Every line of the material is to be duplicated precisely.

====== Data for this task ======

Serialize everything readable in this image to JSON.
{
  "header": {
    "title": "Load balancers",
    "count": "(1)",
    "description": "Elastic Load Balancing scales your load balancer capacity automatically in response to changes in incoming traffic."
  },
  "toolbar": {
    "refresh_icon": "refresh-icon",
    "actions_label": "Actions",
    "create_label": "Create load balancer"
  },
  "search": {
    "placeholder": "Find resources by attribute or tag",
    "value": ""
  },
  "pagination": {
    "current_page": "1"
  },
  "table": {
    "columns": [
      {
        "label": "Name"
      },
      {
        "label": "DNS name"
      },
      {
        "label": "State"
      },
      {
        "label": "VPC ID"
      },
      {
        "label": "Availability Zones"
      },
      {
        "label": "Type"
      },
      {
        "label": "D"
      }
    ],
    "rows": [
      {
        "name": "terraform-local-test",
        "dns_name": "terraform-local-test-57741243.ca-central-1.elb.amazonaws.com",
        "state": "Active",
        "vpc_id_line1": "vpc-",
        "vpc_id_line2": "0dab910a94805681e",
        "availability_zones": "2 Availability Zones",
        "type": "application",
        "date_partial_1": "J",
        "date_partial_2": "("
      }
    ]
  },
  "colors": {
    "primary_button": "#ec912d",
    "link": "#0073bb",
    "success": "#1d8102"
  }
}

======

### The answer
Serialize everything readable in this image to JSON.
{
  "header": {
    "title": "Load balancers",
    "count": "(1)",
    "description": "Elastic Load Balancing scales your load balancer capacity automatically in response to changes in incoming traffic."
  },
  "toolbar": {
    "refresh_icon": "refresh-icon",
    "actions_label": "Actions",
    "create_label": "Create load balancer"
  },
  "search": {
    "placeholder": "Find resources by attribute or tag",
    "value": ""
  },
  "pagination": {
    "current_page": "1"
  },
  "table": {
    "columns": [
      {
        "label": "Name"
      },
      {
        "label": "DNS name"
      },
      {
        "label": "State"
      },
      {
        "label": "VPC ID"
      },
      {
        "label": "Availability Zones"
      },
      {
        "label": "Type"
      },
      {
        "label": "D"
      }
    ],
    "rows": [
      {
        "name": "terraform-local-test",
        "dns_name": "terraform-local-test-57741243.ca-central-1.elb.amazonaws.com",
        "state": "Active",
        "vpc_id_line1": "vpc-",
        "vpc_id_line2": "0dab910a94805681e",
        "availability_zones": "2 Availability Zones",
        "type": "application",
        "date_partial_1": "J",
        "date_partial_2": "("
      }
    ]
  },
  "colors": {
    "primary_button": "#ec912d",
    "link": "#0073bb",
    "success": "#1d8102"
  }
}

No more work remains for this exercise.